A University of Liverpool professor, Dame Margaret Whitehead, is being honoured as part of a special exhibition of photographic portraits of the leading women in medicine today, and the major figures from the past who have inspired them.
2017 is a landmark moment in the history of women in medicine. It is just over 150 years since Elizabeth Garrett Anderson qualified as Britain’s first woman doctor, it marks the centenary of the foundation of the Medical Women’s Federation and saw, for the first time ever, the majority of the country’s world renowned medical royal colleges being led by female clinicians.
The exhibition is the result of a project, coordinated by the Royal College of Physicians (RCP) and supported by The Lord Leonard and Lady Estelle Wolfson Foundation, bringing together the leading medical bodies of the United Kingdom and Republic of Ireland.
Each faculty and college with the Royal College of Physicians has nominated a modern day doctor to represent their specialism or area of practice, who in turn pays tribute to one of the remarkable women that went before them. The two are captured together in a series of new images by photographer John Chase, who has previously worked with the Museum of London, British Museum and National Portrait Gallery.

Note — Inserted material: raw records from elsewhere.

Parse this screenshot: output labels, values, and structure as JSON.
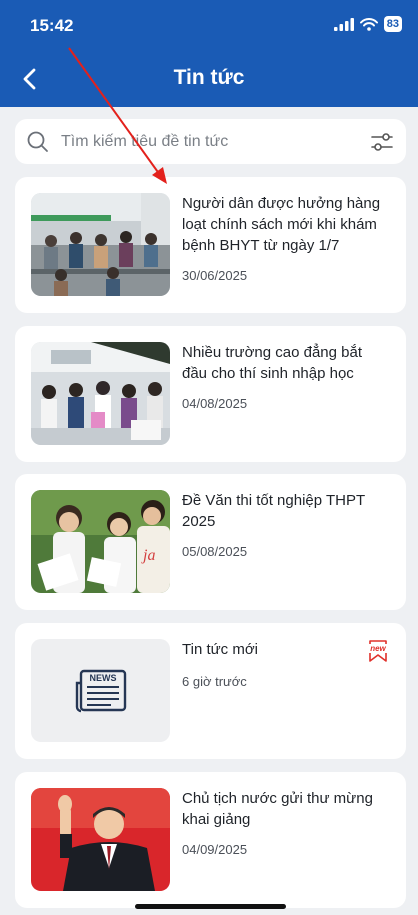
{
  "status_bar": {
    "time": "15:42",
    "battery": "83"
  },
  "header": {
    "title": "Tin tức"
  },
  "search": {
    "placeholder": "Tìm kiếm tiêu đề tin tức"
  },
  "news": [
    {
      "title": "Người dân được hưởng hàng loạt chính sách mới khi khám bệnh BHYT từ ngày 1/7",
      "date": "30/06/2025"
    },
    {
      "title": "Nhiều trường cao đẳng bắt đầu cho thí sinh nhập học",
      "date": "04/08/2025"
    },
    {
      "title": "Đề Văn thi tốt nghiệp THPT 2025",
      "date": "05/08/2025"
    },
    {
      "title": "Tin tức mới",
      "date": "6 giờ trước",
      "badge": "new",
      "thumb_label": "NEWS"
    },
    {
      "title": "Chủ tịch nước gửi thư mừng khai giảng",
      "date": "04/09/2025"
    }
  ],
  "colors": {
    "header": "#1a5bb5",
    "badge": "#e0302a",
    "annotation_arrow": "#e3211c"
  }
}
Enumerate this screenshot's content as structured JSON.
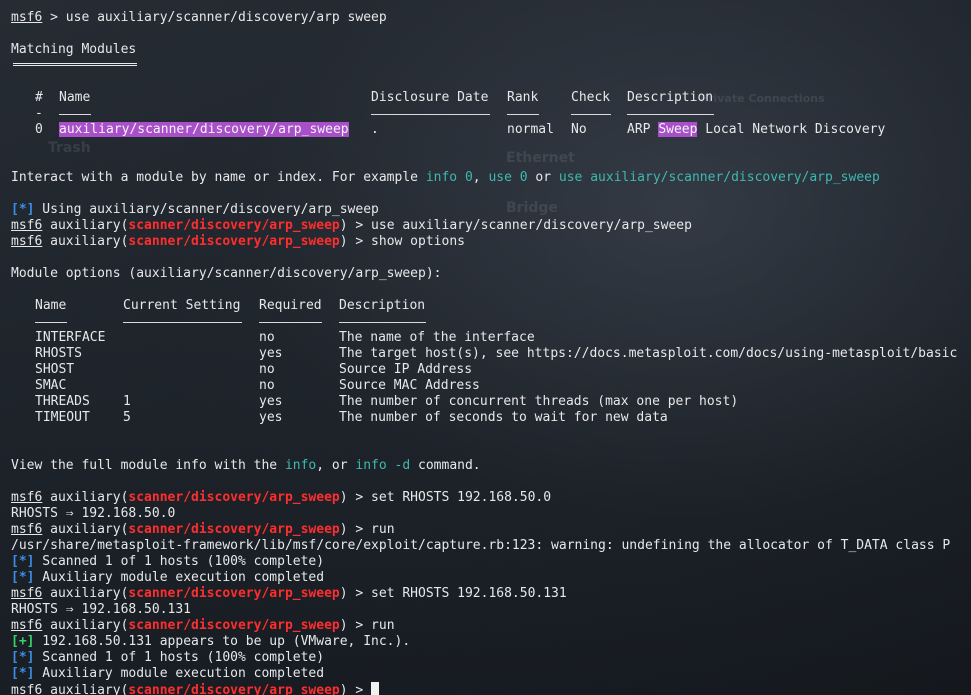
{
  "prompt": {
    "msf": "msf6",
    "aux": " auxiliary(",
    "module_path": "scanner/discovery/arp_sweep",
    "close": ") > "
  },
  "lines": {
    "l1_cmd": " > use auxiliary/scanner/discovery/arp sweep",
    "matching": "Matching Modules",
    "search_headers": {
      "idx": "#",
      "name": "Name",
      "date": "Disclosure Date",
      "rank": "Rank",
      "check": "Check",
      "desc": "Description",
      "idx_dash": "-"
    },
    "search_row": {
      "idx": "0",
      "name_a": "auxiliary/scanner/discovery/arp",
      "name_b": "_",
      "name_c": "sweep",
      "date": ".",
      "rank": "normal",
      "check": "No",
      "desc_a": "ARP ",
      "desc_b": "Sweep",
      "desc_c": " Local Network Discovery"
    },
    "interact": {
      "a": "Interact with a module by name or index. For example ",
      "b": "info 0",
      "c": ", ",
      "d": "use 0",
      "e": " or ",
      "f": "use auxiliary/scanner/discovery/arp_sweep"
    },
    "using_tag": "[*]",
    "using": " Using auxiliary/scanner/discovery/arp_sweep",
    "cmd_use": "use auxiliary/scanner/discovery/arp_sweep",
    "cmd_show": "show options",
    "module_options": "Module options (auxiliary/scanner/discovery/arp_sweep):",
    "opt_headers": {
      "name": "Name",
      "setting": "Current Setting",
      "required": "Required",
      "desc": "Description"
    },
    "options": [
      {
        "name": "INTERFACE",
        "setting": "",
        "required": "no",
        "desc": "The name of the interface"
      },
      {
        "name": "RHOSTS",
        "setting": "",
        "required": "yes",
        "desc": "The target host(s), see https://docs.metasploit.com/docs/using-metasploit/basic"
      },
      {
        "name": "SHOST",
        "setting": "",
        "required": "no",
        "desc": "Source IP Address"
      },
      {
        "name": "SMAC",
        "setting": "",
        "required": "no",
        "desc": "Source MAC Address"
      },
      {
        "name": "THREADS",
        "setting": "1",
        "required": "yes",
        "desc": "The number of concurrent threads (max one per host)"
      },
      {
        "name": "TIMEOUT",
        "setting": "5",
        "required": "yes",
        "desc": "The number of seconds to wait for new data"
      }
    ],
    "view": {
      "a": "View the full module info with the ",
      "b": "info",
      "c": ", or ",
      "d": "info -d",
      "e": " command."
    },
    "cmd_set1": "set RHOSTS 192.168.50.0",
    "rhosts1": "RHOSTS ⇒ 192.168.50.0",
    "cmd_run": "run",
    "warning": "/usr/share/metasploit-framework/lib/msf/core/exploit/capture.rb:123: warning: undefining the allocator of T_DATA class P",
    "scanned": " Scanned 1 of 1 hosts (100% complete)",
    "completed": " Auxiliary module execution completed",
    "cmd_set2": "set RHOSTS 192.168.50.131",
    "rhosts2": "RHOSTS ⇒ 192.168.50.131",
    "good_tag": "[+]",
    "host_up": " 192.168.50.131 appears to be up (VMware, Inc.)."
  },
  "background": {
    "w1": "Ethernet",
    "w2": "Bridge",
    "w3": "Trash",
    "w4": "Private Connections"
  }
}
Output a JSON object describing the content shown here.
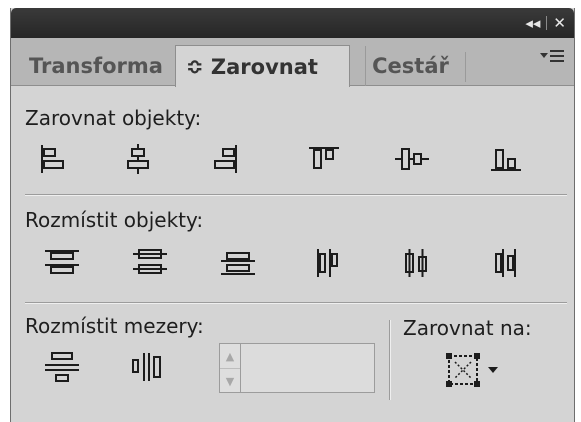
{
  "titlebar": {
    "collapse_glyph": "◂◂",
    "close_glyph": "✕"
  },
  "tabs": [
    {
      "label": "Transforma"
    },
    {
      "label": "≎ Zarovnat"
    },
    {
      "label": "Cestář"
    }
  ],
  "align_objects": {
    "label": "Zarovnat objekty:"
  },
  "distribute_objects": {
    "label": "Rozmístit objekty:"
  },
  "distribute_spacing": {
    "label": "Rozmístit mezery:",
    "value": ""
  },
  "align_to": {
    "label": "Zarovnat na:"
  },
  "colors": {
    "icon": "#1c1c1c",
    "panel_bg": "#d4d4d4",
    "titlebar": "#2e2e2e"
  }
}
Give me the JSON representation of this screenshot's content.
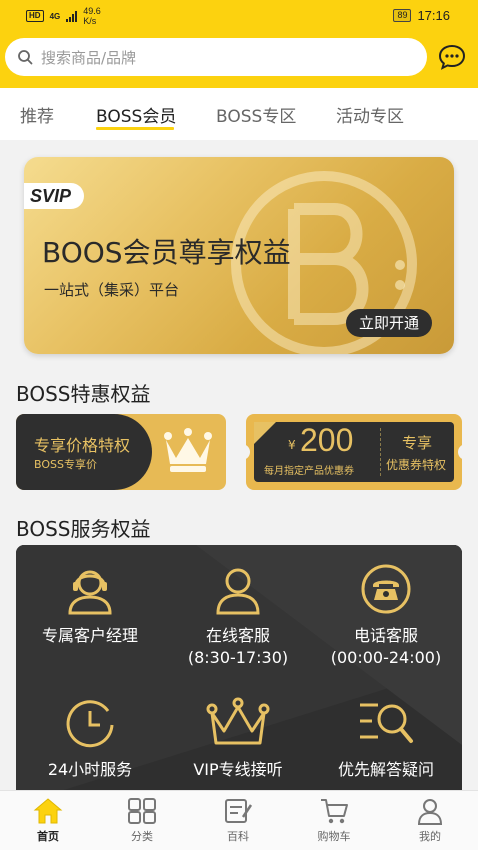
{
  "status_bar": {
    "network_badge": "HD",
    "network_type": "4G",
    "speed_value": "49.6",
    "speed_unit": "K/s",
    "battery": "89",
    "time": "17:16"
  },
  "search": {
    "placeholder": "搜索商品/品牌"
  },
  "tabs": [
    {
      "label": "推荐"
    },
    {
      "label": "BOSS会员",
      "active": true
    },
    {
      "label": "BOSS专区"
    },
    {
      "label": "活动专区"
    }
  ],
  "banner": {
    "tag": "SVIP",
    "title": "BOOS会员尊享权益",
    "subtitle": "一站式（集采）平台",
    "button": "立即开通"
  },
  "benefits": {
    "title": "BOSS特惠权益",
    "price_card": {
      "title": "专享价格特权",
      "subtitle": "BOSS专享价"
    },
    "coupon_card": {
      "currency": "¥",
      "amount": "200",
      "desc": "每月指定产品优惠券",
      "right_title": "专享",
      "right_sub": "优惠券特权"
    }
  },
  "services": {
    "title": "BOSS服务权益",
    "items": [
      {
        "label": "专属客户经理",
        "sub": ""
      },
      {
        "label": "在线客服",
        "sub": "(8:30-17:30)"
      },
      {
        "label": "电话客服",
        "sub": "(00:00-24:00)"
      },
      {
        "label": "24小时服务",
        "sub": ""
      },
      {
        "label": "VIP专线接听",
        "sub": ""
      },
      {
        "label": "优先解答疑问",
        "sub": ""
      }
    ]
  },
  "bottom_nav": [
    {
      "label": "首页",
      "icon": "home-icon",
      "active": true
    },
    {
      "label": "分类",
      "icon": "category-icon"
    },
    {
      "label": "百科",
      "icon": "encyclopedia-icon"
    },
    {
      "label": "购物车",
      "icon": "cart-icon"
    },
    {
      "label": "我的",
      "icon": "profile-icon"
    }
  ],
  "colors": {
    "brand_yellow": "#fcd20f",
    "gold": "#e7c163",
    "dark": "#2f2f2f"
  }
}
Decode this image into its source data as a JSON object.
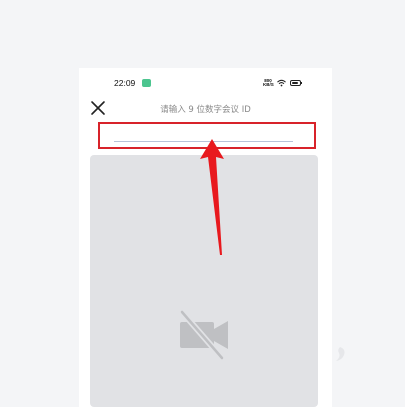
{
  "status_bar": {
    "time": "22:09",
    "network_speed_value": "800",
    "network_speed_unit": "KB/S",
    "battery_level": 0.8
  },
  "header": {
    "title": "请输入 9 位数字会议 ID"
  },
  "meeting_id_input": {
    "value": "",
    "placeholder": ""
  },
  "icons": {
    "close": "close-icon",
    "camera_off": "camera-off-icon",
    "wifi": "wifi-icon",
    "battery": "battery-icon",
    "notification": "notification-icon"
  },
  "colors": {
    "highlight_border": "#d8232a",
    "arrow": "#e8191e",
    "preview_bg": "#e1e2e5",
    "input_underline": "#b8c3d9",
    "notification_badge": "#4cc58f"
  }
}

Professor Dame Margaret Whitehead was nominated by the Faculty of Public Health of the RCP and in turn wanted to pay tribute to Dr Dame Rosemary Rue.
Margaret Whitehead is an internationally renowned authority on inequality and human heath, and W.H. Duncan professor of public health at the University of Liverpool, the first woman and first non-medic to hold the position in its 105-year history.
Awarded a damehood in 2016, Professor Whitehead’s citation read “she has made an outstanding contribution to our understanding of health inequalities, with a significant influence on public health internationally.”
She highlights Dr Dame Rosemary Rue (1928-2004) as a major public health woman in medicine from the past. Dame Rosemary was a determined champion of women in the medical profession, overcoming setbacks to leave an imprint on the nation’s health services.
Margaret Whitehead on Rosemary Rue: “It seems barely credible now that as late as 1950, medical schools such as the ground-breaking Royal Free were dismissing female students because they had married. This is what happened to Rosemary Rue, but she was undeterred and overcame this, and many other, difficulties to become an inspirational medical officer as well as a national leader.”
Shown in the Lasdun Hall at the heart the Royal College of Physician’s modernist home, the new images provide an arresting counterpoint to the college’s important portrait collection featuring, overwhelmingly male, physicians from the last 500 years.
The exhibition is supported by a new section of the Royal College of Physician’s website, providing biographical information on all the featured women. In addition, banners highlighting the achievements of those honoured will be on display at the various participating organisations across the United Kingdom and Republic of Ireland throughout the run and into 2018.
Delighted and privileged
Professor Jane Dacre, president, Royal College of Physicians, said: “As we enter the year of our 500th anniversary, we at the Royal College of Physicians are delighted and privileged to be coordinating this joint project, bringing together the leading medical bodies of the United Kingdom and Republic of Ireland to celebrate the enormous contributions to medicine made by women, past and present.
“There is no better time to be honouring the achievements of female clinicians throughout the last 150 years, as we look forward to a world where women in medicine, at the very highest levels, are the no longer the exception, but the norm.”
“We hope that visitors will enjoy the exhibition in a spirit of celebration, but also determination that the progress of the past and present continues into the future.”